When I first moved to New York City almost three years ago, I was lonely. I was looking for a job and was used to 60+ hour workweeks. Going from constantly working (I never used to take vacationsI need to be busy) to simply emailing resumes in the deafening quiet of my new apartment, left me feeling isolated and depressed. I needed friends; I needed action. So I looked up a local nursing home, picked up the phone, and announced, “I need a grandparent.” Adopting a grandma may not have been the obvious choice for a woman in her 20s, but after growing up around my grandmothers, I’ve always said the elderly are my peer groupspending time with older folks feels like coming home, and I desperately needed a touch of home.
I dutifully attended the volunteer orientationthe only other people there were two reluctant teenagers fulfilling community service requirementsand the following Sunday, I headed out to meet my new grandmother, Marie. I’d been told that she was 85-years old, didn’t have any remaining family or friends, and in the three years she’d lived at the nursing home, had never had a single visitor. I was nervous about running out of things to talk about with her during the first meeting, so I’d spent the morning memorizing the sheet I’d been given at the orientation on good conversation starters: “What’s your favorite color?” Check. “Do you like to read?” Got it. “What’s your favorite movie?” No problem. I took the elevator to the 4th floor and found Marie, decked out in what I would later learn was her favorite pink cardigan, freshly washed hair (turns out she’d asked the nursing assistant to help her look good for our visit), and settled into her wheelchair awaiting my arrival. I sat on the metal folding chair next to her, took a deep breath, and said, “What’s your favorite TV show?” (Yes, okay, I know I messed up the movie questionI was nervous!). She looked at me innocently (picture Betty White) and said, “Ohh, I really like that Sex and the Citygirls these day are so stylish! How about painting my nails?” We were off the conversation starter sheet from then on.
Three years and countless M&Ms and cupcakes later (as Marie likes to say, “If you make it to 85, you get to eat whatever you want.” I have to agree), if it’s a Sunday afternoon, you’ll find me hanging out with my adopted grandmother. Since moving to New York, I’ve made friends my own age and frequently find myself busier than even I’d like to be, which means I sometimes wish I didn’t have the constant weekend commitment. But then I picture the woman who’s always waiting for her son at the elevator whenever I comea son who never shows. I imagine the thousands of nursing home residents across the country who never have visitors, never have anyone to celebrate birthdays or holidays with, never have anyone to simply talk to. It’s not Marie who’s the lucky one to have a faithful visitor; I’mthe fortunate one. I get to see what an impact an hour or two a week can have on someone else. Not only do I have an excuse to eat junk food and spend time gossiping with a delightful elderly woman, but I get to help take away someone else’s loneliness, too. Just like how Marie took away mine.

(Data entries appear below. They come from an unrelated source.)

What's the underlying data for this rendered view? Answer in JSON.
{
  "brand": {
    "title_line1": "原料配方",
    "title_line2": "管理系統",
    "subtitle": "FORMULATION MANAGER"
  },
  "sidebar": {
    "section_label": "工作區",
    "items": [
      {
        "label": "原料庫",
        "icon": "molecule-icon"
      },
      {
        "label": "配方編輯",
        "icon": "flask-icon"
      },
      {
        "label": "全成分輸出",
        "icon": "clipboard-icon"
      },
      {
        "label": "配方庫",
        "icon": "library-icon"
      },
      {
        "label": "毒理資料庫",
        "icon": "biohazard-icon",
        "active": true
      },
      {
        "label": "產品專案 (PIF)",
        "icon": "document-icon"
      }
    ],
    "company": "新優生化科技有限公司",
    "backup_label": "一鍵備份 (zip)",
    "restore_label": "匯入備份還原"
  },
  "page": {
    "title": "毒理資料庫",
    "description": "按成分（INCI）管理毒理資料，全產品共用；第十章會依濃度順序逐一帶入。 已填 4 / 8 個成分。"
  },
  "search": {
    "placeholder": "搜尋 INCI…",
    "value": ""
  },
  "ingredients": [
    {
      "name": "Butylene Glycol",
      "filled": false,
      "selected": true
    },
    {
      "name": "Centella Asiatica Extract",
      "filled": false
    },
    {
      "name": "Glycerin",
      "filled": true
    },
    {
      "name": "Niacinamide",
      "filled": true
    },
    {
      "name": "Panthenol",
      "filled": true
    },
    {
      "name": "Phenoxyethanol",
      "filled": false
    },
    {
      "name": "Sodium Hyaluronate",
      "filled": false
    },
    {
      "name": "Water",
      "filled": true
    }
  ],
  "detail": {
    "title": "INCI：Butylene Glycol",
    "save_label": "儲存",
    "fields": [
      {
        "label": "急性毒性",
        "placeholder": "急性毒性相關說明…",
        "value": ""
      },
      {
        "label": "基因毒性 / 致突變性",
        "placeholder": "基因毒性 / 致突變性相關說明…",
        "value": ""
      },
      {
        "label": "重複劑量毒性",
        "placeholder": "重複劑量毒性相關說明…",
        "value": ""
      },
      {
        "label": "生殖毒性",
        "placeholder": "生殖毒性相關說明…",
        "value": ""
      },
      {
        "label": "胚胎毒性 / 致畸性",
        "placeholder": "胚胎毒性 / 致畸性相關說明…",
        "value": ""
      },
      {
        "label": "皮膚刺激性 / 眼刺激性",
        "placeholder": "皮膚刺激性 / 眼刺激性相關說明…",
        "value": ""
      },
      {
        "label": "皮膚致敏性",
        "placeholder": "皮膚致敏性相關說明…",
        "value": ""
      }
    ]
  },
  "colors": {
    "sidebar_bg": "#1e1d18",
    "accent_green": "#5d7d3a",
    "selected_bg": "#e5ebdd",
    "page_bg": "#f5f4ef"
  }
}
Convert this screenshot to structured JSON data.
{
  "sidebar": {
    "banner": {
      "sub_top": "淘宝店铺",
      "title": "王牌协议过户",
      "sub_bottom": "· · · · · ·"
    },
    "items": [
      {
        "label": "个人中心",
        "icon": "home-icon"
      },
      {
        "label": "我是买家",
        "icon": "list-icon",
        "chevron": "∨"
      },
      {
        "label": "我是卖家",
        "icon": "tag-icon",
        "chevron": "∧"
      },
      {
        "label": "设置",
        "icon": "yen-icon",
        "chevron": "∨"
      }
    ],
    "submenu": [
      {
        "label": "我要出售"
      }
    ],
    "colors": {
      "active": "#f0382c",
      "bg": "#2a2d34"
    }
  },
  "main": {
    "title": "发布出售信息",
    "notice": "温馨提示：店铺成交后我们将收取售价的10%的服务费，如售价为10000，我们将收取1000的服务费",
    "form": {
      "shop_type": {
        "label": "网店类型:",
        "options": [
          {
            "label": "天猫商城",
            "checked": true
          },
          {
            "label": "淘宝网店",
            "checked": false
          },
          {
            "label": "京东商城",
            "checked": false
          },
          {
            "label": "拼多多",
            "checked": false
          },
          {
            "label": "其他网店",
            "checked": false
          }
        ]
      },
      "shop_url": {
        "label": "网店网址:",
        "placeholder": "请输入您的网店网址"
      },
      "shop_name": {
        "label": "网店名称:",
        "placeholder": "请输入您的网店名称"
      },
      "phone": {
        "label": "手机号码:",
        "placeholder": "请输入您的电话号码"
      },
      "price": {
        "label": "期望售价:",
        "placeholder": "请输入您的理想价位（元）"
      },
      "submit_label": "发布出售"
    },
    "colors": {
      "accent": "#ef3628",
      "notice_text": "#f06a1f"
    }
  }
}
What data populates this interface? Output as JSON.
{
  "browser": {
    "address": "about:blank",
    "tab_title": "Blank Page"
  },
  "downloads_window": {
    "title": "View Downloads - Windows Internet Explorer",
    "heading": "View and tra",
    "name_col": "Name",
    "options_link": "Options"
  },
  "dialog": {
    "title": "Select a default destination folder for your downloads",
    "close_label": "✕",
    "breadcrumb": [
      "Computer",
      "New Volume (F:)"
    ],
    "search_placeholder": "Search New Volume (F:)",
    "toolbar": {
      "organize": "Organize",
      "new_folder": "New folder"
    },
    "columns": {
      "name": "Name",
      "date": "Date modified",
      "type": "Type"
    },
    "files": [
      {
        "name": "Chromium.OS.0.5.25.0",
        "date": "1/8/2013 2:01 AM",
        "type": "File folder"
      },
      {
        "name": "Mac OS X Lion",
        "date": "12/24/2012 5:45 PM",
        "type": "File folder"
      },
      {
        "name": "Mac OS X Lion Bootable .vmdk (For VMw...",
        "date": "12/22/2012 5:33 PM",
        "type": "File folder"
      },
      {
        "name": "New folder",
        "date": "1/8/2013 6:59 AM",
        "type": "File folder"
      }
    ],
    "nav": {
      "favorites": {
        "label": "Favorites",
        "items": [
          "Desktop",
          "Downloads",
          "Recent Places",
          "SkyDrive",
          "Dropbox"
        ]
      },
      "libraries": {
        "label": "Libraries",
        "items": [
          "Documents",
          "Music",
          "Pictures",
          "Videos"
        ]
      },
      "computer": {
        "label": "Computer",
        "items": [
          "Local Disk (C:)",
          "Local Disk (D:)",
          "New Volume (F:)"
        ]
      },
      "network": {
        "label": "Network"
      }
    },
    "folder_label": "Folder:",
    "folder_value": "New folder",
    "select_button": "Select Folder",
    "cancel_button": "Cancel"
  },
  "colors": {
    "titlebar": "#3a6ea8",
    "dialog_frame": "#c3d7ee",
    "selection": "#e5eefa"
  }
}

If you’re interested in adopting a grandparent, call your local nursing home and ask about volunteer programs, or search for opportunities at Idealist.org or VolunteerMatch.com . Your own Marie could be out there waiting.